[Items from an interface collection]
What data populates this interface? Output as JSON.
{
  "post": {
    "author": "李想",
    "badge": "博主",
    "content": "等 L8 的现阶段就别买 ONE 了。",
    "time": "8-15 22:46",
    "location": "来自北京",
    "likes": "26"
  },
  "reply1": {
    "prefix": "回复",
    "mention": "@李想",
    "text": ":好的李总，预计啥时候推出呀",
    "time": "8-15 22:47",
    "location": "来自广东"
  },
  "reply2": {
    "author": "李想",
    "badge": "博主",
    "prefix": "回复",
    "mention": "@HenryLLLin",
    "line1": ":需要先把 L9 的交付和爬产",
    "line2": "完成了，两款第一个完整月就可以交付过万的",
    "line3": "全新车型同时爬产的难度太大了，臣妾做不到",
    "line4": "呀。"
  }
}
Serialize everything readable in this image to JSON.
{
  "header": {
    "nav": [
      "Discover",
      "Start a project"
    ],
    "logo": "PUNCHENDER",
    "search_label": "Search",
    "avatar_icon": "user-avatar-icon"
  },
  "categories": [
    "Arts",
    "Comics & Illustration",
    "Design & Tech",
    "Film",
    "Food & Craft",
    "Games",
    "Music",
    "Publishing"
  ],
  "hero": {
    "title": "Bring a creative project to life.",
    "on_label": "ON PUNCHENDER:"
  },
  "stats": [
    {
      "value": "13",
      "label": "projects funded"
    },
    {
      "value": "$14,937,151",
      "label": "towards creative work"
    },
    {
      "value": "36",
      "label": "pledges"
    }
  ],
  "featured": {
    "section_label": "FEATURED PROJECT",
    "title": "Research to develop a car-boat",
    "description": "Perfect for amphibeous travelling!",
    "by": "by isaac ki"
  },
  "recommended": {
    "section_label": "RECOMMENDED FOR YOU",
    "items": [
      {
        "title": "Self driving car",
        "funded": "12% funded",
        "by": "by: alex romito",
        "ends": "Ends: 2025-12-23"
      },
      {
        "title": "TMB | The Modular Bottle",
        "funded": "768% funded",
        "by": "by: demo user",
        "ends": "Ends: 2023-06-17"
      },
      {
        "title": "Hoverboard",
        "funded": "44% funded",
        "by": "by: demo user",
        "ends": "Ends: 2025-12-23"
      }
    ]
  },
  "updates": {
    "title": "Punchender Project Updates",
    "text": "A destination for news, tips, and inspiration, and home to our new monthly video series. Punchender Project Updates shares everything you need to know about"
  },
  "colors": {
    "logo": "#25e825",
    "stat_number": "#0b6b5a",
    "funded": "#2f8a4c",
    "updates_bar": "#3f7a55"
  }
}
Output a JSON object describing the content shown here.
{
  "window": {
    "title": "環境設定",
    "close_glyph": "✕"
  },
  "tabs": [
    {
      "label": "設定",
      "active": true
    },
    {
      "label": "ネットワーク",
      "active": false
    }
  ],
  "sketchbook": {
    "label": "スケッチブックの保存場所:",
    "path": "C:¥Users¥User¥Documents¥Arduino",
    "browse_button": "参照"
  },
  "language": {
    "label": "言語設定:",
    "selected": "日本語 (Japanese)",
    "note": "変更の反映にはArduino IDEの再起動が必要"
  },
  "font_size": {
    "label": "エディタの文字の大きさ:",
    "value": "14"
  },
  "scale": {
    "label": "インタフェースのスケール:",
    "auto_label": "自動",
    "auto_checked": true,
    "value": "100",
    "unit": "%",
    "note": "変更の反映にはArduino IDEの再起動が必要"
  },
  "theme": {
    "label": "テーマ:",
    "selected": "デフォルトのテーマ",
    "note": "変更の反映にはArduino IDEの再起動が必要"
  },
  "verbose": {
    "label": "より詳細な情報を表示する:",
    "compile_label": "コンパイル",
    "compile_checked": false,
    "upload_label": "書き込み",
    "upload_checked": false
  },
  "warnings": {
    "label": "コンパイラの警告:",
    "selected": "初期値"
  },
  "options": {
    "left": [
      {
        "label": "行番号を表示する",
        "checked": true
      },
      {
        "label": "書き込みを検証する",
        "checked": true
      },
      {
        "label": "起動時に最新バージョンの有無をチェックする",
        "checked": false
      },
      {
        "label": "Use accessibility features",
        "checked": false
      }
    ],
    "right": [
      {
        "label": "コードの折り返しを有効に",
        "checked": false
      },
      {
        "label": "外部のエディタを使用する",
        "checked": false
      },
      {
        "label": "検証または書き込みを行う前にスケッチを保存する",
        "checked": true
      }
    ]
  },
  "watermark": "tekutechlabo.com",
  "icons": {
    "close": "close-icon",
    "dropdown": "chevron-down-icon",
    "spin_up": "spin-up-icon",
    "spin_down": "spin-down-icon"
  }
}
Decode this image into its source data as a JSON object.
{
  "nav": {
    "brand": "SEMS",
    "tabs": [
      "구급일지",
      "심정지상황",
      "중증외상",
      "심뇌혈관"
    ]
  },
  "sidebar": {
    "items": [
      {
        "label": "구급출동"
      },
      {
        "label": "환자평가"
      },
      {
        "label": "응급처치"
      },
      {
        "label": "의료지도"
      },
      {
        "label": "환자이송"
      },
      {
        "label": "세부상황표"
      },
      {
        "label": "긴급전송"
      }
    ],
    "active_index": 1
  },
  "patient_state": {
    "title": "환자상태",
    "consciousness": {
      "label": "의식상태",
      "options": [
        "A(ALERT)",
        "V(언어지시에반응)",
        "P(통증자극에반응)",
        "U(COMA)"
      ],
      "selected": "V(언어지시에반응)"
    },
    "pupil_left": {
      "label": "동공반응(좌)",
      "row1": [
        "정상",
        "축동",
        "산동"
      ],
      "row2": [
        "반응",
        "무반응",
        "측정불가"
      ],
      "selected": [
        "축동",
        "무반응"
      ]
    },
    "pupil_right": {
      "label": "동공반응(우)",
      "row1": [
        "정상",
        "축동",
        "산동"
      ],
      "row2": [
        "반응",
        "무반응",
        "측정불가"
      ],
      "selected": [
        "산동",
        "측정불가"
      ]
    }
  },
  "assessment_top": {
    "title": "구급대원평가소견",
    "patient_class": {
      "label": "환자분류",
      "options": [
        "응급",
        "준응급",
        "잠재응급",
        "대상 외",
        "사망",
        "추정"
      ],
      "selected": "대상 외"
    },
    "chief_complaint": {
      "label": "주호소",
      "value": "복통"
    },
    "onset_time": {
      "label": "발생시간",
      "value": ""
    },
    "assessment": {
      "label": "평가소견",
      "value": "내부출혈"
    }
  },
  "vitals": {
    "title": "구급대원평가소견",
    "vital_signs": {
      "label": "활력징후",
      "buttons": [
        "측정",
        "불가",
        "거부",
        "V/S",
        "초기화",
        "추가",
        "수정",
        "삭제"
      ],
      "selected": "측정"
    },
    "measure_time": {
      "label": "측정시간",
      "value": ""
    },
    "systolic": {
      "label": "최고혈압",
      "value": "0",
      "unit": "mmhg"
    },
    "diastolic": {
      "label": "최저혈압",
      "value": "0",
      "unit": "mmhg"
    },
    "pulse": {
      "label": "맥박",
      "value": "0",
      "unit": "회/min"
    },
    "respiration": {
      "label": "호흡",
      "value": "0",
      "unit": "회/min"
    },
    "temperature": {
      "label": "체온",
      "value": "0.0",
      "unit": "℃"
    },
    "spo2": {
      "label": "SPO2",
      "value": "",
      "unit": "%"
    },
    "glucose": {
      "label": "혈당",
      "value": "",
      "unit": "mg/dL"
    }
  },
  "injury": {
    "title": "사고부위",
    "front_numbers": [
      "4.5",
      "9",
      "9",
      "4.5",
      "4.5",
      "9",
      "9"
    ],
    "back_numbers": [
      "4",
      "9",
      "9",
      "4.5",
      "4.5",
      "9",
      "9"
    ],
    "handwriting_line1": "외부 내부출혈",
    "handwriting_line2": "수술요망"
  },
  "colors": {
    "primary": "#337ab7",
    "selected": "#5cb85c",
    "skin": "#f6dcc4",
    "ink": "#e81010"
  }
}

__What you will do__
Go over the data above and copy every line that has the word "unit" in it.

__Output for this task__
    "unit": "%",
      "unit": "mmhg"
      "unit": "mmhg"
      "unit": "회/min"
      "unit": "회/min"
      "unit": "℃"
      "unit": "%"
      "unit": "mg/dL"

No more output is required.